Start of EXTRACTED ENTRIES

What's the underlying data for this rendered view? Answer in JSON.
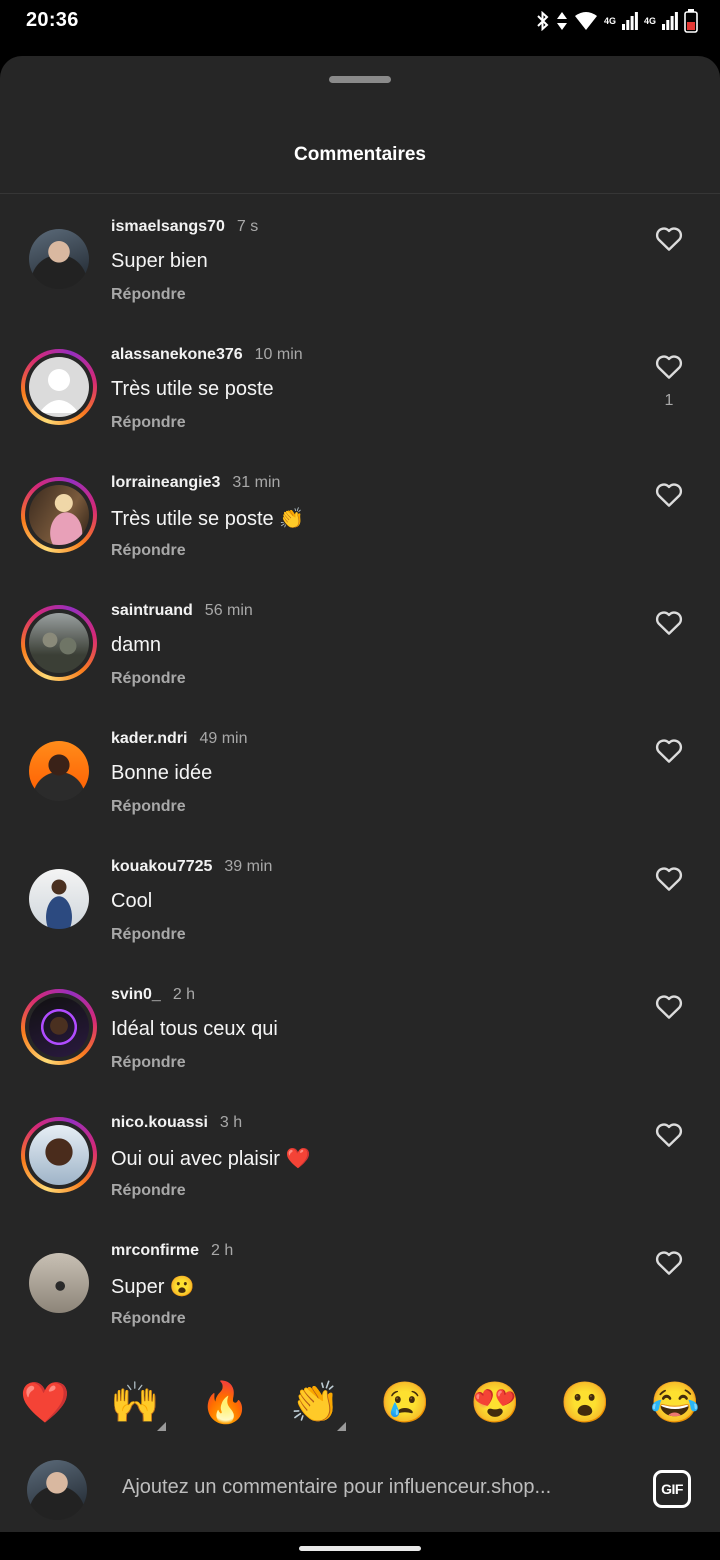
{
  "status_bar": {
    "time": "20:36",
    "network_label_1": "4G",
    "network_label_2": "4G",
    "icons": [
      "bluetooth-icon",
      "data-arrows-icon",
      "wifi-icon",
      "signal-icon",
      "signal-icon",
      "battery-icon"
    ]
  },
  "sheet": {
    "title": "Commentaires"
  },
  "comments": [
    {
      "user": "ismaelsangs70",
      "time": "7 s",
      "text": "Super bien",
      "reply": "Répondre",
      "likes": ""
    },
    {
      "user": "alassanekone376",
      "time": "10 min",
      "text": "Très utile se poste",
      "reply": "Répondre",
      "likes": "1"
    },
    {
      "user": "lorraineangie3",
      "time": "31 min",
      "text": "Très utile se poste 👏",
      "reply": "Répondre",
      "likes": ""
    },
    {
      "user": "saintruand",
      "time": "56 min",
      "text": "damn",
      "reply": "Répondre",
      "likes": ""
    },
    {
      "user": "kader.ndri",
      "time": "49 min",
      "text": "Bonne idée",
      "reply": "Répondre",
      "likes": ""
    },
    {
      "user": "kouakou7725",
      "time": "39 min",
      "text": "Cool",
      "reply": "Répondre",
      "likes": ""
    },
    {
      "user": "svin0_",
      "time": "2 h",
      "text": "Idéal tous ceux qui",
      "reply": "Répondre",
      "likes": ""
    },
    {
      "user": "nico.kouassi",
      "time": "3 h",
      "text": "Oui oui avec plaisir ❤️",
      "reply": "Répondre",
      "likes": ""
    },
    {
      "user": "mrconfirme",
      "time": "2 h",
      "text": "Super 😮",
      "reply": "Répondre",
      "likes": ""
    }
  ],
  "quick_reactions": [
    "❤️",
    "🙌",
    "🔥",
    "👏",
    "😢",
    "😍",
    "😮",
    "😂"
  ],
  "composer": {
    "placeholder": "Ajoutez un commentaire pour influenceur.shop...",
    "gif_label": "GIF"
  },
  "colors": {
    "sheet_bg": "#262626",
    "secondary_text": "#a8a8a8",
    "story_ring": [
      "#feda75",
      "#fa7e1e",
      "#d62976",
      "#962fbf"
    ]
  }
}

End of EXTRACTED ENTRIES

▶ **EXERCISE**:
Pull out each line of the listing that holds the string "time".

▶ **RESPONSE TO THE EXERCISE**:
    "time": "20:36",
      "time": "7 s",
      "time": "10 min",
      "time": "31 min",
      "time": "56 min",
      "time": "49 min",
      "time": "39 min",
      "time": "2 h",
      "time": "3 h",
      "time": "2 h",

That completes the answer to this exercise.